::: Data shown
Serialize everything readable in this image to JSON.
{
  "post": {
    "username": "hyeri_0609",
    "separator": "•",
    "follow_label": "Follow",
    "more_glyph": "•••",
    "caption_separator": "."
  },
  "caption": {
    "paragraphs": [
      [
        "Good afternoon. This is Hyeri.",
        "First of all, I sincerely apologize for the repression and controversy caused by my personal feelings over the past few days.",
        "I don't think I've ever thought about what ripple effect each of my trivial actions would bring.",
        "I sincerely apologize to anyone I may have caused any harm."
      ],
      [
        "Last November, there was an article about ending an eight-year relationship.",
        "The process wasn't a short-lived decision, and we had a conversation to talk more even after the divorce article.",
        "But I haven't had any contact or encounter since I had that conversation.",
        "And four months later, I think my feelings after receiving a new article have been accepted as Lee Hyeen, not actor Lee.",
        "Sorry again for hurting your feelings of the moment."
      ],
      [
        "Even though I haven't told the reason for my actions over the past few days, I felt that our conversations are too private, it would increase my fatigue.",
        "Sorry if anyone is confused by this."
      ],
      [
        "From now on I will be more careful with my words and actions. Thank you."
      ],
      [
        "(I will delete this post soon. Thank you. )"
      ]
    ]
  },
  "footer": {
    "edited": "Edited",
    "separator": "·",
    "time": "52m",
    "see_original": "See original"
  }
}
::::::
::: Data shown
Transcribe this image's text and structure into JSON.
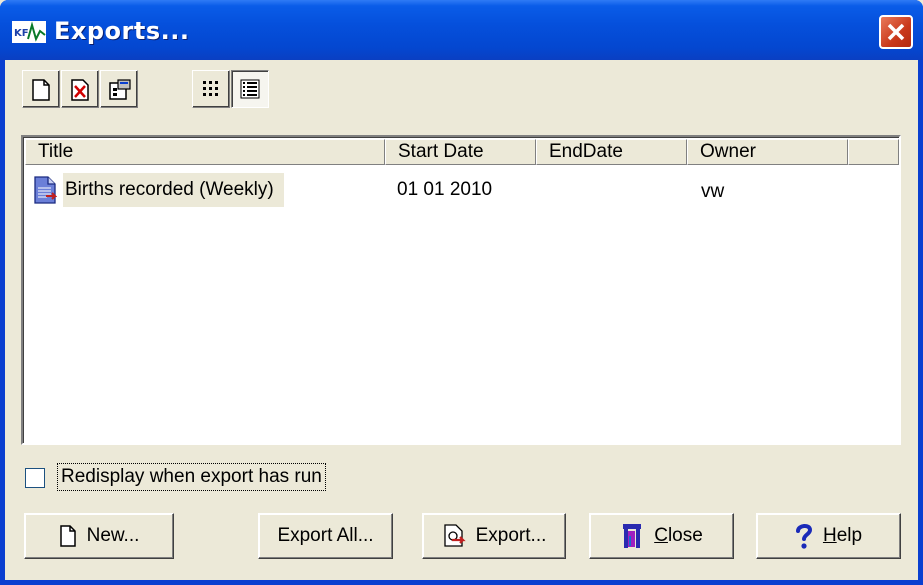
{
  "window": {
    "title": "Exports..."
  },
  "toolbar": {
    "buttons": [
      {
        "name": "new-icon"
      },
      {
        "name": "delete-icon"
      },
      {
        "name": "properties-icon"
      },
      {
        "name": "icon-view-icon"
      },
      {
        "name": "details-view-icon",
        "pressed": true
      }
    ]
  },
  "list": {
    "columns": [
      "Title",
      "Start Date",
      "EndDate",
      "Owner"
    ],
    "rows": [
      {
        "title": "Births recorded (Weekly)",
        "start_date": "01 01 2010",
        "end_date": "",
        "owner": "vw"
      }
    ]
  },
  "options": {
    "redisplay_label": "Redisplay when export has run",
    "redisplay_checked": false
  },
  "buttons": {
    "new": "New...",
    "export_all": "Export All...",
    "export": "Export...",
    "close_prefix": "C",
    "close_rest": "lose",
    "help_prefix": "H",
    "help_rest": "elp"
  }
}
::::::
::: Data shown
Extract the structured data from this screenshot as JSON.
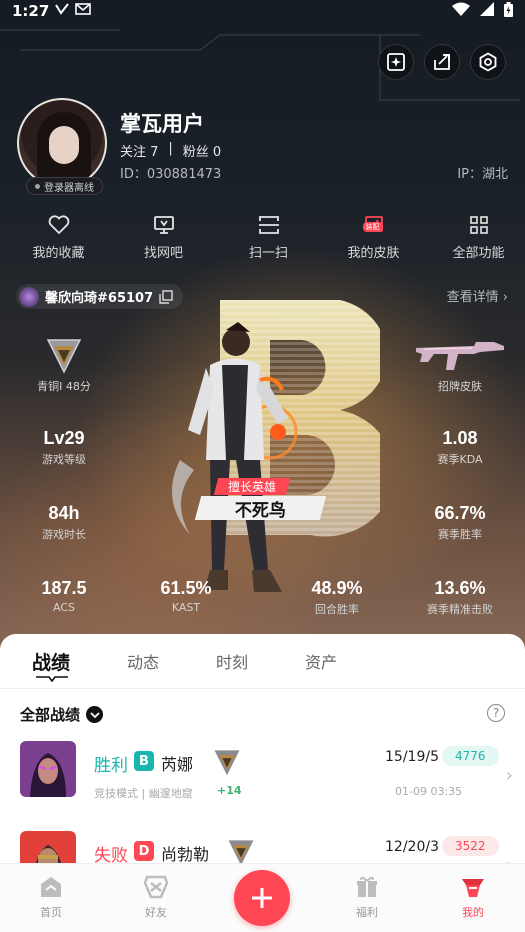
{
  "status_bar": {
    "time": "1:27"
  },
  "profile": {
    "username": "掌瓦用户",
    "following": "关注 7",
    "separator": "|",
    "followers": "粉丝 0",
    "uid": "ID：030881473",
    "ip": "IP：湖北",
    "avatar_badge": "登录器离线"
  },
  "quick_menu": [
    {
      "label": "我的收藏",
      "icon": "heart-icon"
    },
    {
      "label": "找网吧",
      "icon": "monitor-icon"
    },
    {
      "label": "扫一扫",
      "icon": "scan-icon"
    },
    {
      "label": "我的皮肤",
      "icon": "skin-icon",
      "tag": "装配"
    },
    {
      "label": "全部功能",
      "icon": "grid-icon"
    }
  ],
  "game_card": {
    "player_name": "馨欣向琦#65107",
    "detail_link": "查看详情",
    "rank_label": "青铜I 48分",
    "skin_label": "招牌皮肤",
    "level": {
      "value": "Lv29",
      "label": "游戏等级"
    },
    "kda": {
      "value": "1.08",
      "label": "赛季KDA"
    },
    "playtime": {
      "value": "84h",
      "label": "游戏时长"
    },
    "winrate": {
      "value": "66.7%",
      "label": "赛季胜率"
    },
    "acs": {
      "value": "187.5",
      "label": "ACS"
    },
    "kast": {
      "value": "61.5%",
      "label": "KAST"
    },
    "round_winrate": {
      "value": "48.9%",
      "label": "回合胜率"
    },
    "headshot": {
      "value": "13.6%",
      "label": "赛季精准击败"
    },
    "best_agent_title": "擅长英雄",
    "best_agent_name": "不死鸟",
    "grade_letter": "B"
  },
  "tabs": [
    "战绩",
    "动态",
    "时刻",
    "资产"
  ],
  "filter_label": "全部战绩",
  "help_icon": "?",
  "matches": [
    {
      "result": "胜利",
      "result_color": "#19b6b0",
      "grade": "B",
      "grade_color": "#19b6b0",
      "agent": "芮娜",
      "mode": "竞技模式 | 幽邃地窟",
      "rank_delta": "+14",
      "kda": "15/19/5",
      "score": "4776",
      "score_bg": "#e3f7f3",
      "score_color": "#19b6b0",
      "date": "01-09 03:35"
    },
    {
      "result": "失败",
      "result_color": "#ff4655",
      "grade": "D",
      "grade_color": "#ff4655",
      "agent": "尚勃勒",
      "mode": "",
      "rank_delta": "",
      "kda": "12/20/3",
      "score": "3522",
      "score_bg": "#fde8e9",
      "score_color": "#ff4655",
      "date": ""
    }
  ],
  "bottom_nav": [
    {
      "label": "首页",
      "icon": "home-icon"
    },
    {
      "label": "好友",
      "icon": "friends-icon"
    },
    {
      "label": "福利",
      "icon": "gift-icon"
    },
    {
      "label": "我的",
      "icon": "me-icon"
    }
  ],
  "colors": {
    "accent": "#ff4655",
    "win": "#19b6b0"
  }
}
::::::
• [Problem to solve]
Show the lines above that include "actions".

• [Result for this exercise]
        "I don't think I've ever thought about what ripple effect each of my trivial actions would bring.",
        "Even though I haven't told the reason for my actions over the past few days, I felt that our conversations are too private, it would increase my fatigue.",
        "From now on I will be more careful with my words and actions. Thank you."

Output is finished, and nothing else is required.